More than 3,000 submissions on high country management
17 April 2019
3,165 submissions have been received by Land Information New Zealand as part of the public consultation on proposals to improve the management of Crown pastoral land in the South Island high country.
“We’ve been really impressed with the number and quality of submissions,” says Jamie Kerr, Acting Deputy Chief Executive, Policy and Overseas Investment.
“We’ve had some really substantial feedback over the past eight weeks and I’d like to thank everybody who’s taken the time to make a submission.
“We have a big job ahead to read through all of the feedback and understand what it means for the proposed changes to the management of Crown pastoral land.”
LINZ will release a summary of all the submissions in May.
The public consultation was launched by Land Information Minister Eugenie Sage following the announcement that the Government was ending tenure review.
“The feedback we’ve received is very valuable in terms of shaping the outcomes we want to achieve for the land and understanding the best ways to achieve them,” says Mr Kerr.
“The consultation has started some really productive conversations with a range of people that will not only inform legislative change, but LINZ’s operational practices too.”
The submissions will inform advice to Minister Sage and Government on potential changes to the Crown pastoral land regulatory system, the Crown Pastoral Land Act 1998 and consequential changes to the Land Act 1948. There will be a further opportunity for the public to provide comment when a Parliamentary Select Committee considers a Bill.
The changes consulted on included: Making decision-making by the Commissioner of Crown Lands more accountable and transparent.
Providing more guidance and standards for the Commissioner’s decisions on leaseholder applications for activities such as burning and forestry.
Requiring the Commissioner to obtain expert advice and consult as necessary when considering applications for discretionary consents.
Updating the fees and charges framework.
Requiring regular reporting against a monitoring framework.
Proposed new outcomes for Crown pastoral land include: Ensuring that the natural landscapes, indigenous biodiversity, and cultural and heritage values are secured and safeguarded through the Crown’s management of the land.

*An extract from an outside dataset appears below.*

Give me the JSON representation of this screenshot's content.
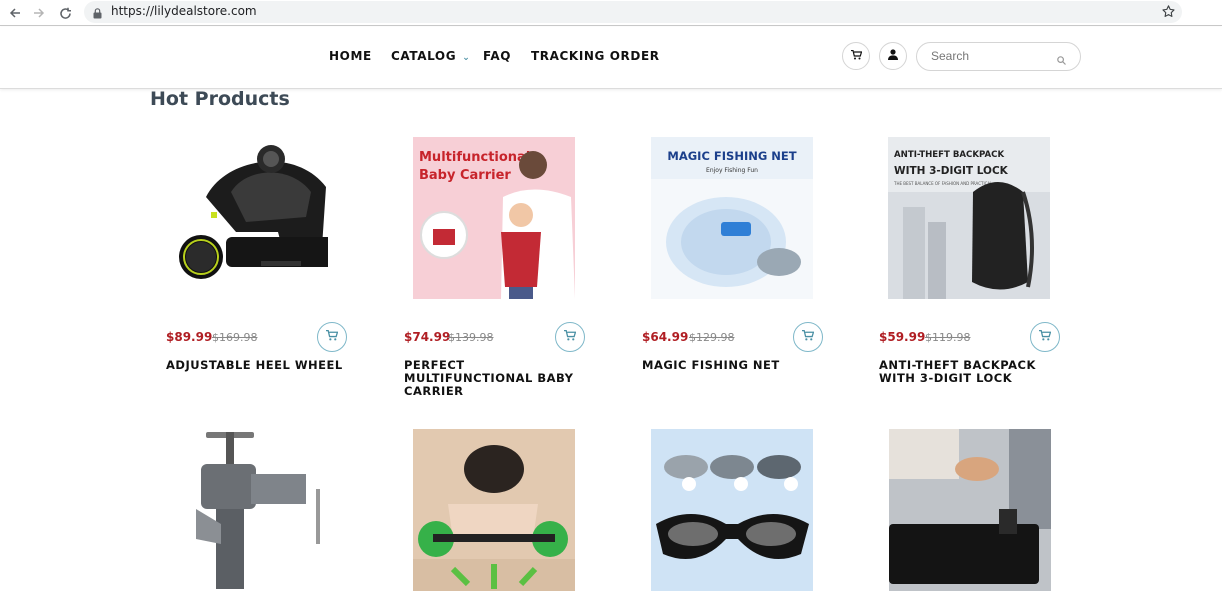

Allowing for pastoral and non-pastoral activities that support economic resilience and local communities.
For more information visit www.linz.govt.nz/cplc